Reproduce the records word for word, with nothing left out.

═════ Available data

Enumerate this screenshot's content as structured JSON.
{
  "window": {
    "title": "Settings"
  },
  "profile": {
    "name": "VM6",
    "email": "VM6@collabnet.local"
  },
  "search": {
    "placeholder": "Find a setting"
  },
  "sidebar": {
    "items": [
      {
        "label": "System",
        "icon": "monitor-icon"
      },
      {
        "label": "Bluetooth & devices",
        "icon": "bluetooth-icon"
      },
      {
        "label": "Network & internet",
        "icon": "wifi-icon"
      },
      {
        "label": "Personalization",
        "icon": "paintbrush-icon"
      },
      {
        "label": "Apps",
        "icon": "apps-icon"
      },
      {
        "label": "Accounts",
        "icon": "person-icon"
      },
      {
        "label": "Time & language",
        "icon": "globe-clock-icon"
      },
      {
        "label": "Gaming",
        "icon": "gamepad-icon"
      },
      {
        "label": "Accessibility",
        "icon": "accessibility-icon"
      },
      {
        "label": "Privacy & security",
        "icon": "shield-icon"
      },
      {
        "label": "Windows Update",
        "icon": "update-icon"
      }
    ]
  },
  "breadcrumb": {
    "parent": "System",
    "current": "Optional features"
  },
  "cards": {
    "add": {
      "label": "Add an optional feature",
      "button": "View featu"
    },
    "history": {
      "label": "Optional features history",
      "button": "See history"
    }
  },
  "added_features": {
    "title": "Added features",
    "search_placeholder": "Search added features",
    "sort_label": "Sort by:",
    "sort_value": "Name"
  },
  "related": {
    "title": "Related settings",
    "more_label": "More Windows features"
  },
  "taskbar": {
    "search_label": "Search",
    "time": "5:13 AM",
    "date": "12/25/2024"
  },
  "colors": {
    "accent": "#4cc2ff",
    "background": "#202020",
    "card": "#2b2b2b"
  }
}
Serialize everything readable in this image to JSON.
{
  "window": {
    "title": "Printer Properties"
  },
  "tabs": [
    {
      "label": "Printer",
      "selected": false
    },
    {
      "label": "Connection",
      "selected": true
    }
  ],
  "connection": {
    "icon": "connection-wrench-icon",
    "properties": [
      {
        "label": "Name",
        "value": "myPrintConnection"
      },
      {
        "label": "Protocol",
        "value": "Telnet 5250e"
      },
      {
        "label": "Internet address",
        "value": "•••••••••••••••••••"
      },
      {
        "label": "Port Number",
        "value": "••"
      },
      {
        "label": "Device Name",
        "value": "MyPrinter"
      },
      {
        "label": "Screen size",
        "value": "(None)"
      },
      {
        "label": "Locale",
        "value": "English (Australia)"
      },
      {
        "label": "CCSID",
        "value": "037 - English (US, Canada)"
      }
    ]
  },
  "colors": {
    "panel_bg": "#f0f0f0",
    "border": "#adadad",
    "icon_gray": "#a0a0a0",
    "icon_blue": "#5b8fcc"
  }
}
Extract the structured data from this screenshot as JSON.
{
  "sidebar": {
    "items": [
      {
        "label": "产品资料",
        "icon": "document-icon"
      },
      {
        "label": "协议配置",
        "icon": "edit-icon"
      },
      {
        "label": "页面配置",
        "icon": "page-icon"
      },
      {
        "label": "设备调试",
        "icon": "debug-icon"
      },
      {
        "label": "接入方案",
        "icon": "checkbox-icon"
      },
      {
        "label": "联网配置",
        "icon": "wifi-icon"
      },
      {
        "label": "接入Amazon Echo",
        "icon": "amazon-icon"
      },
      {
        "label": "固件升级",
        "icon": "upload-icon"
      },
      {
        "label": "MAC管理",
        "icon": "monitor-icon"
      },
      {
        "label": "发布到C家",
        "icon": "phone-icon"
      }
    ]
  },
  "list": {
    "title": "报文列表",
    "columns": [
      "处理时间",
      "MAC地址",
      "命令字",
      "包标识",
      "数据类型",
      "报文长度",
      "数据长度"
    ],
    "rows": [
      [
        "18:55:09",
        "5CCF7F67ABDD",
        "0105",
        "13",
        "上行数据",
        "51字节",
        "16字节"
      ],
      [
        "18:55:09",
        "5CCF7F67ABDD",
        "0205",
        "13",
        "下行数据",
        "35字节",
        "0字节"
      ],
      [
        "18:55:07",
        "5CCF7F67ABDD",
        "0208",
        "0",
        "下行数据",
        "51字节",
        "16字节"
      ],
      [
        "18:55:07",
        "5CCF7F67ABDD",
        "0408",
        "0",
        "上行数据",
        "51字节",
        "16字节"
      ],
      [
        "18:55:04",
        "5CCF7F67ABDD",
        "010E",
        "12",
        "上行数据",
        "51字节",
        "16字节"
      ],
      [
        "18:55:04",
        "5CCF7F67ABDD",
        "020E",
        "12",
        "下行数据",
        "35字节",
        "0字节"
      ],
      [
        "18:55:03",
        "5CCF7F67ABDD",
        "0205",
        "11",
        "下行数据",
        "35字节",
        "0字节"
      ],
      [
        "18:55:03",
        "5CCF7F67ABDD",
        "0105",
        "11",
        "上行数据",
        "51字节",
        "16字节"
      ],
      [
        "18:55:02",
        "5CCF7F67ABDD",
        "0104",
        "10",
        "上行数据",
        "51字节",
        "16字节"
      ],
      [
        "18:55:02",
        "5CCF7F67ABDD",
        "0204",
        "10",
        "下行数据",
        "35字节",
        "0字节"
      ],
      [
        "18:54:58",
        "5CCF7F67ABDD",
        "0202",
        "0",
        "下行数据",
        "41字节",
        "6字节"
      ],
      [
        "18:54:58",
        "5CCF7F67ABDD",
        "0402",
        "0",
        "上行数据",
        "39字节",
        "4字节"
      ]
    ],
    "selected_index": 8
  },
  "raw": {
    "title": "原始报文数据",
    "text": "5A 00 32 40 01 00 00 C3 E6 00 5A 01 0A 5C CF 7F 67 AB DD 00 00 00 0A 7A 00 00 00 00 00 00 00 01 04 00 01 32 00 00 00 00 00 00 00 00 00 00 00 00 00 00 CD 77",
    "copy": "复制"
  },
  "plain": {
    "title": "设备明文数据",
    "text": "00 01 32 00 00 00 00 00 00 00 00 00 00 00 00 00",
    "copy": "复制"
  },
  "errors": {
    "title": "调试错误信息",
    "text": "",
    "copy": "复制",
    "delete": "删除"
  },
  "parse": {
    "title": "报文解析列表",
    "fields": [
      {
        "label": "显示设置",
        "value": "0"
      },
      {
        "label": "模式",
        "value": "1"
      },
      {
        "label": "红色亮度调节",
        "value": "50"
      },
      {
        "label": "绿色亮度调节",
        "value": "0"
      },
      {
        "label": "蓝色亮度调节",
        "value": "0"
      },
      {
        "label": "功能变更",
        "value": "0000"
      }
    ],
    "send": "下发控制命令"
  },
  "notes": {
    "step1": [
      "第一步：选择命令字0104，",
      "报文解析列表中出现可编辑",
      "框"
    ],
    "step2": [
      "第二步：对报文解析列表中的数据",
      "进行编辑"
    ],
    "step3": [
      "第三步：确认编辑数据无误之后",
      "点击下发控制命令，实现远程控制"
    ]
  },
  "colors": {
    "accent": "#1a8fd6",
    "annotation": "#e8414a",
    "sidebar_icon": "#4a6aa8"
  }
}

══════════

**Solution:**
Enumerate this screenshot's content as structured JSON.
{
  "window": {
    "title": "Settings"
  },
  "profile": {
    "name": "VM6",
    "email": "VM6@collabnet.local"
  },
  "search": {
    "placeholder": "Find a setting"
  },
  "sidebar": {
    "items": [
      {
        "label": "System",
        "icon": "monitor-icon"
      },
      {
        "label": "Bluetooth & devices",
        "icon": "bluetooth-icon"
      },
      {
        "label": "Network & internet",
        "icon": "wifi-icon"
      },
      {
        "label": "Personalization",
        "icon": "paintbrush-icon"
      },
      {
        "label": "Apps",
        "icon": "apps-icon"
      },
      {
        "label": "Accounts",
        "icon": "person-icon"
      },
      {
        "label": "Time & language",
        "icon": "globe-clock-icon"
      },
      {
        "label": "Gaming",
        "icon": "gamepad-icon"
      },
      {
        "label": "Accessibility",
        "icon": "accessibility-icon"
      },
      {
        "label": "Privacy & security",
        "icon": "shield-icon"
      },
      {
        "label": "Windows Update",
        "icon": "update-icon"
      }
    ]
  },
  "breadcrumb": {
    "parent": "System",
    "current": "Optional features"
  },
  "cards": {
    "add": {
      "label": "Add an optional feature",
      "button": "View featu"
    },
    "history": {
      "label": "Optional features history",
      "button": "See history"
    }
  },
  "added_features": {
    "title": "Added features",
    "search_placeholder": "Search added features",
    "sort_label": "Sort by:",
    "sort_value": "Name"
  },
  "related": {
    "title": "Related settings",
    "more_label": "More Windows features"
  },
  "taskbar": {
    "search_label": "Search",
    "time": "5:13 AM",
    "date": "12/25/2024"
  },
  "colors": {
    "accent": "#4cc2ff",
    "background": "#202020",
    "card": "#2b2b2b"
  }
}
Serialize everything readable in this image to JSON.
{
  "window": {
    "title": "Printer Properties"
  },
  "tabs": [
    {
      "label": "Printer",
      "selected": false
    },
    {
      "label": "Connection",
      "selected": true
    }
  ],
  "connection": {
    "icon": "connection-wrench-icon",
    "properties": [
      {
        "label": "Name",
        "value": "myPrintConnection"
      },
      {
        "label": "Protocol",
        "value": "Telnet 5250e"
      },
      {
        "label": "Internet address",
        "value": "•••••••••••••••••••"
      },
      {
        "label": "Port Number",
        "value": "••"
      },
      {
        "label": "Device Name",
        "value": "MyPrinter"
      },
      {
        "label": "Screen size",
        "value": "(None)"
      },
      {
        "label": "Locale",
        "value": "English (Australia)"
      },
      {
        "label": "CCSID",
        "value": "037 - English (US, Canada)"
      }
    ]
  },
  "colors": {
    "panel_bg": "#f0f0f0",
    "border": "#adadad",
    "icon_gray": "#a0a0a0",
    "icon_blue": "#5b8fcc"
  }
}
Extract the structured data from this screenshot as JSON.
{
  "sidebar": {
    "items": [
      {
        "label": "产品资料",
        "icon": "document-icon"
      },
      {
        "label": "协议配置",
        "icon": "edit-icon"
      },
      {
        "label": "页面配置",
        "icon": "page-icon"
      },
      {
        "label": "设备调试",
        "icon": "debug-icon"
      },
      {
        "label": "接入方案",
        "icon": "checkbox-icon"
      },
      {
        "label": "联网配置",
        "icon": "wifi-icon"
      },
      {
        "label": "接入Amazon Echo",
        "icon": "amazon-icon"
      },
      {
        "label": "固件升级",
        "icon": "upload-icon"
      },
      {
        "label": "MAC管理",
        "icon": "monitor-icon"
      },
      {
        "label": "发布到C家",
        "icon": "phone-icon"
      }
    ]
  },
  "list": {
    "title": "报文列表",
    "columns": [
      "处理时间",
      "MAC地址",
      "命令字",
      "包标识",
      "数据类型",
      "报文长度",
      "数据长度"
    ],
    "rows": [
      [
        "18:55:09",
        "5CCF7F67ABDD",
        "0105",
        "13",
        "上行数据",
        "51字节",
        "16字节"
      ],
      [
        "18:55:09",
        "5CCF7F67ABDD",
        "0205",
        "13",
        "下行数据",
        "35字节",
        "0字节"
      ],
      [
        "18:55:07",
        "5CCF7F67ABDD",
        "0208",
        "0",
        "下行数据",
        "51字节",
        "16字节"
      ],
      [
        "18:55:07",
        "5CCF7F67ABDD",
        "0408",
        "0",
        "上行数据",
        "51字节",
        "16字节"
      ],
      [
        "18:55:04",
        "5CCF7F67ABDD",
        "010E",
        "12",
        "上行数据",
        "51字节",
        "16字节"
      ],
      [
        "18:55:04",
        "5CCF7F67ABDD",
        "020E",
        "12",
        "下行数据",
        "35字节",
        "0字节"
      ],
      [
        "18:55:03",
        "5CCF7F67ABDD",
        "0205",
        "11",
        "下行数据",
        "35字节",
        "0字节"
      ],
      [
        "18:55:03",
        "5CCF7F67ABDD",
        "0105",
        "11",
        "上行数据",
        "51字节",
        "16字节"
      ],
      [
        "18:55:02",
        "5CCF7F67ABDD",
        "0104",
        "10",
        "上行数据",
        "51字节",
        "16字节"
      ],
      [
        "18:55:02",
        "5CCF7F67ABDD",
        "0204",
        "10",
        "下行数据",
        "35字节",
        "0字节"
      ],
      [
        "18:54:58",
        "5CCF7F67ABDD",
        "0202",
        "0",
        "下行数据",
        "41字节",
        "6字节"
      ],
      [
        "18:54:58",
        "5CCF7F67ABDD",
        "0402",
        "0",
        "上行数据",
        "39字节",
        "4字节"
      ]
    ],
    "selected_index": 8
  },
  "raw": {
    "title": "原始报文数据",
    "text": "5A 00 32 40 01 00 00 C3 E6 00 5A 01 0A 5C CF 7F 67 AB DD 00 00 00 0A 7A 00 00 00 00 00 00 00 01 04 00 01 32 00 00 00 00 00 00 00 00 00 00 00 00 00 00 CD 77",
    "copy": "复制"
  },
  "plain": {
    "title": "设备明文数据",
    "text": "00 01 32 00 00 00 00 00 00 00 00 00 00 00 00 00",
    "copy": "复制"
  },
  "errors": {
    "title": "调试错误信息",
    "text": "",
    "copy": "复制",
    "delete": "删除"
  },
  "parse": {
    "title": "报文解析列表",
    "fields": [
      {
        "label": "显示设置",
        "value": "0"
      },
      {
        "label": "模式",
        "value": "1"
      },
      {
        "label": "红色亮度调节",
        "value": "50"
      },
      {
        "label": "绿色亮度调节",
        "value": "0"
      },
      {
        "label": "蓝色亮度调节",
        "value": "0"
      },
      {
        "label": "功能变更",
        "value": "0000"
      }
    ],
    "send": "下发控制命令"
  },
  "notes": {
    "step1": [
      "第一步：选择命令字0104，",
      "报文解析列表中出现可编辑",
      "框"
    ],
    "step2": [
      "第二步：对报文解析列表中的数据",
      "进行编辑"
    ],
    "step3": [
      "第三步：确认编辑数据无误之后",
      "点击下发控制命令，实现远程控制"
    ]
  },
  "colors": {
    "accent": "#1a8fd6",
    "annotation": "#e8414a",
    "sidebar_icon": "#4a6aa8"
  }
}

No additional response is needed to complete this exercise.